Exercise details — An exact copy of every entry is the answer here, with no pictures.
^^^^^^^^
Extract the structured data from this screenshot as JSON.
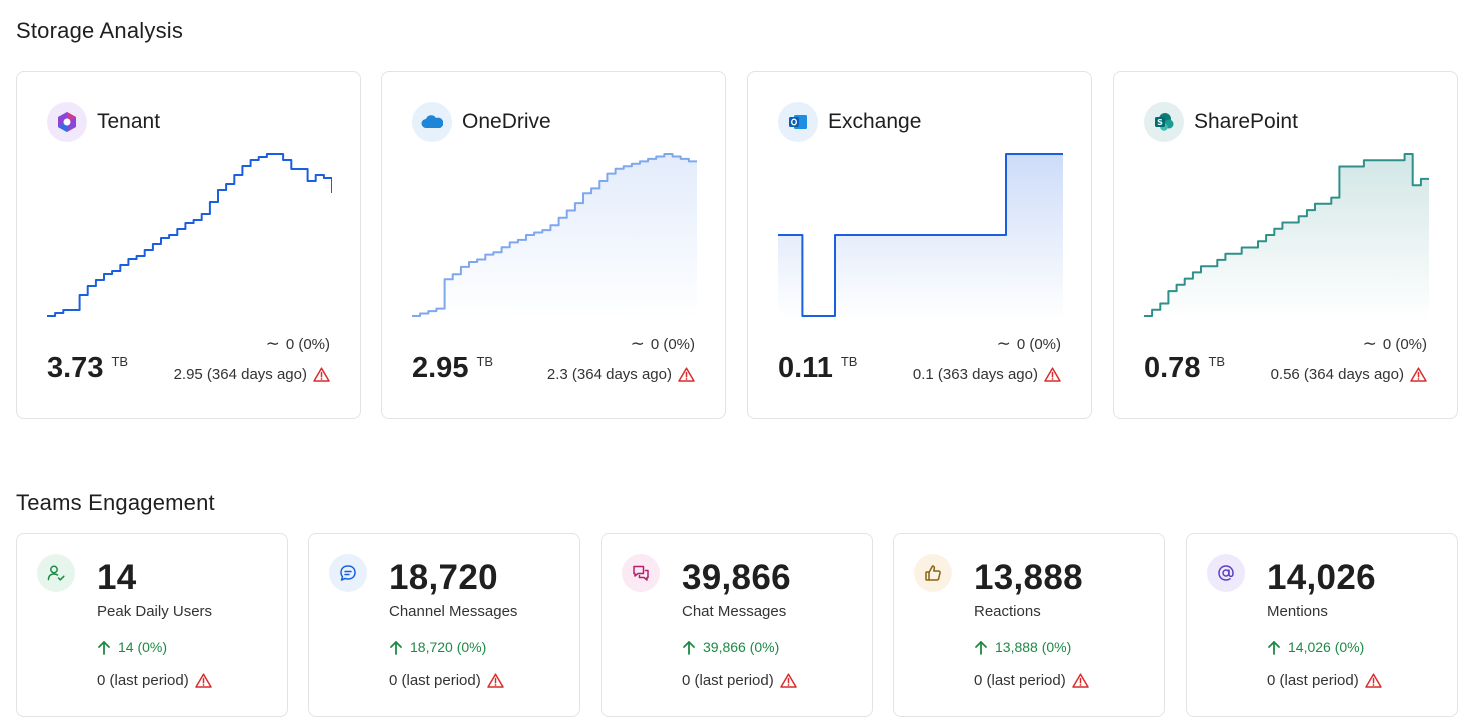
{
  "storage": {
    "title": "Storage Analysis",
    "cards": [
      {
        "name": "Tenant",
        "icon": "microsoft365-icon",
        "trend": "0 (0%)",
        "value": "3.73",
        "unit": "TB",
        "previous": "2.95 (364 days ago)",
        "line_color": "#1a5fe0",
        "fill": false,
        "chart_data": {
          "type": "line",
          "y": [
            2.95,
            2.96,
            2.97,
            2.97,
            3.02,
            3.05,
            3.07,
            3.09,
            3.1,
            3.12,
            3.14,
            3.15,
            3.17,
            3.19,
            3.21,
            3.22,
            3.24,
            3.26,
            3.27,
            3.29,
            3.33,
            3.37,
            3.39,
            3.42,
            3.45,
            3.47,
            3.48,
            3.49,
            3.49,
            3.47,
            3.44,
            3.44,
            3.4,
            3.42,
            3.41,
            3.36
          ]
        }
      },
      {
        "name": "OneDrive",
        "icon": "onedrive-icon",
        "trend": "0 (0%)",
        "value": "2.95",
        "unit": "TB",
        "previous": "2.3 (364 days ago)",
        "line_color": "#7ea7ee",
        "fill": true,
        "chart_data": {
          "type": "area",
          "y": [
            2.3,
            2.31,
            2.32,
            2.33,
            2.45,
            2.47,
            2.5,
            2.52,
            2.53,
            2.55,
            2.56,
            2.58,
            2.6,
            2.61,
            2.63,
            2.64,
            2.65,
            2.67,
            2.7,
            2.73,
            2.76,
            2.8,
            2.82,
            2.85,
            2.88,
            2.9,
            2.91,
            2.92,
            2.93,
            2.94,
            2.95,
            2.96,
            2.95,
            2.94,
            2.93,
            2.93
          ]
        }
      },
      {
        "name": "Exchange",
        "icon": "outlook-icon",
        "trend": "0 (0%)",
        "value": "0.11",
        "unit": "TB",
        "previous": "0.1 (363 days ago)",
        "line_color": "#1a5fe0",
        "fill": true,
        "chart_data": {
          "type": "area",
          "y": [
            0.105,
            0.105,
            0.105,
            0.1,
            0.1,
            0.1,
            0.1,
            0.105,
            0.105,
            0.105,
            0.105,
            0.105,
            0.105,
            0.105,
            0.105,
            0.105,
            0.105,
            0.105,
            0.105,
            0.105,
            0.105,
            0.105,
            0.105,
            0.105,
            0.105,
            0.105,
            0.105,
            0.105,
            0.11,
            0.11,
            0.11,
            0.11,
            0.11,
            0.11,
            0.11,
            0.11
          ]
        }
      },
      {
        "name": "SharePoint",
        "icon": "sharepoint-icon",
        "trend": "0 (0%)",
        "value": "0.78",
        "unit": "TB",
        "previous": "0.56 (364 days ago)",
        "line_color": "#2f8f8a",
        "fill": true,
        "chart_data": {
          "type": "area",
          "y": [
            0.56,
            0.57,
            0.58,
            0.6,
            0.61,
            0.62,
            0.63,
            0.64,
            0.64,
            0.65,
            0.66,
            0.66,
            0.67,
            0.67,
            0.68,
            0.69,
            0.7,
            0.71,
            0.71,
            0.72,
            0.73,
            0.74,
            0.74,
            0.75,
            0.8,
            0.8,
            0.8,
            0.81,
            0.81,
            0.81,
            0.81,
            0.81,
            0.82,
            0.77,
            0.78,
            0.78
          ]
        }
      }
    ]
  },
  "teams": {
    "title": "Teams Engagement",
    "cards": [
      {
        "icon": "user-check-icon",
        "value": "14",
        "label": "Peak Daily Users",
        "change": "14 (0%)",
        "previous": "0 (last period)"
      },
      {
        "icon": "channel-message-icon",
        "value": "18,720",
        "label": "Channel Messages",
        "change": "18,720 (0%)",
        "previous": "0 (last period)"
      },
      {
        "icon": "chat-icon",
        "value": "39,866",
        "label": "Chat Messages",
        "change": "39,866 (0%)",
        "previous": "0 (last period)"
      },
      {
        "icon": "thumbs-up-icon",
        "value": "13,888",
        "label": "Reactions",
        "change": "13,888 (0%)",
        "previous": "0 (last period)"
      },
      {
        "icon": "at-sign-icon",
        "value": "14,026",
        "label": "Mentions",
        "change": "14,026 (0%)",
        "previous": "0 (last period)"
      }
    ]
  }
}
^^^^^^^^
The answer —
Extract the structured data from this screenshot as JSON.
{
  "storage": {
    "title": "Storage Analysis",
    "cards": [
      {
        "name": "Tenant",
        "icon": "microsoft365-icon",
        "trend": "0 (0%)",
        "value": "3.73",
        "unit": "TB",
        "previous": "2.95 (364 days ago)",
        "line_color": "#1a5fe0",
        "fill": false,
        "chart_data": {
          "type": "line",
          "y": [
            2.95,
            2.96,
            2.97,
            2.97,
            3.02,
            3.05,
            3.07,
            3.09,
            3.1,
            3.12,
            3.14,
            3.15,
            3.17,
            3.19,
            3.21,
            3.22,
            3.24,
            3.26,
            3.27,
            3.29,
            3.33,
            3.37,
            3.39,
            3.42,
            3.45,
            3.47,
            3.48,
            3.49,
            3.49,
            3.47,
            3.44,
            3.44,
            3.4,
            3.42,
            3.41,
            3.36
          ]
        }
      },
      {
        "name": "OneDrive",
        "icon": "onedrive-icon",
        "trend": "0 (0%)",
        "value": "2.95",
        "unit": "TB",
        "previous": "2.3 (364 days ago)",
        "line_color": "#7ea7ee",
        "fill": true,
        "chart_data": {
          "type": "area",
          "y": [
            2.3,
            2.31,
            2.32,
            2.33,
            2.45,
            2.47,
            2.5,
            2.52,
            2.53,
            2.55,
            2.56,
            2.58,
            2.6,
            2.61,
            2.63,
            2.64,
            2.65,
            2.67,
            2.7,
            2.73,
            2.76,
            2.8,
            2.82,
            2.85,
            2.88,
            2.9,
            2.91,
            2.92,
            2.93,
            2.94,
            2.95,
            2.96,
            2.95,
            2.94,
            2.93,
            2.93
          ]
        }
      },
      {
        "name": "Exchange",
        "icon": "outlook-icon",
        "trend": "0 (0%)",
        "value": "0.11",
        "unit": "TB",
        "previous": "0.1 (363 days ago)",
        "line_color": "#1a5fe0",
        "fill": true,
        "chart_data": {
          "type": "area",
          "y": [
            0.105,
            0.105,
            0.105,
            0.1,
            0.1,
            0.1,
            0.1,
            0.105,
            0.105,
            0.105,
            0.105,
            0.105,
            0.105,
            0.105,
            0.105,
            0.105,
            0.105,
            0.105,
            0.105,
            0.105,
            0.105,
            0.105,
            0.105,
            0.105,
            0.105,
            0.105,
            0.105,
            0.105,
            0.11,
            0.11,
            0.11,
            0.11,
            0.11,
            0.11,
            0.11,
            0.11
          ]
        }
      },
      {
        "name": "SharePoint",
        "icon": "sharepoint-icon",
        "trend": "0 (0%)",
        "value": "0.78",
        "unit": "TB",
        "previous": "0.56 (364 days ago)",
        "line_color": "#2f8f8a",
        "fill": true,
        "chart_data": {
          "type": "area",
          "y": [
            0.56,
            0.57,
            0.58,
            0.6,
            0.61,
            0.62,
            0.63,
            0.64,
            0.64,
            0.65,
            0.66,
            0.66,
            0.67,
            0.67,
            0.68,
            0.69,
            0.7,
            0.71,
            0.71,
            0.72,
            0.73,
            0.74,
            0.74,
            0.75,
            0.8,
            0.8,
            0.8,
            0.81,
            0.81,
            0.81,
            0.81,
            0.81,
            0.82,
            0.77,
            0.78,
            0.78
          ]
        }
      }
    ]
  },
  "teams": {
    "title": "Teams Engagement",
    "cards": [
      {
        "icon": "user-check-icon",
        "value": "14",
        "label": "Peak Daily Users",
        "change": "14 (0%)",
        "previous": "0 (last period)"
      },
      {
        "icon": "channel-message-icon",
        "value": "18,720",
        "label": "Channel Messages",
        "change": "18,720 (0%)",
        "previous": "0 (last period)"
      },
      {
        "icon": "chat-icon",
        "value": "39,866",
        "label": "Chat Messages",
        "change": "39,866 (0%)",
        "previous": "0 (last period)"
      },
      {
        "icon": "thumbs-up-icon",
        "value": "13,888",
        "label": "Reactions",
        "change": "13,888 (0%)",
        "previous": "0 (last period)"
      },
      {
        "icon": "at-sign-icon",
        "value": "14,026",
        "label": "Mentions",
        "change": "14,026 (0%)",
        "previous": "0 (last period)"
      }
    ]
  }
}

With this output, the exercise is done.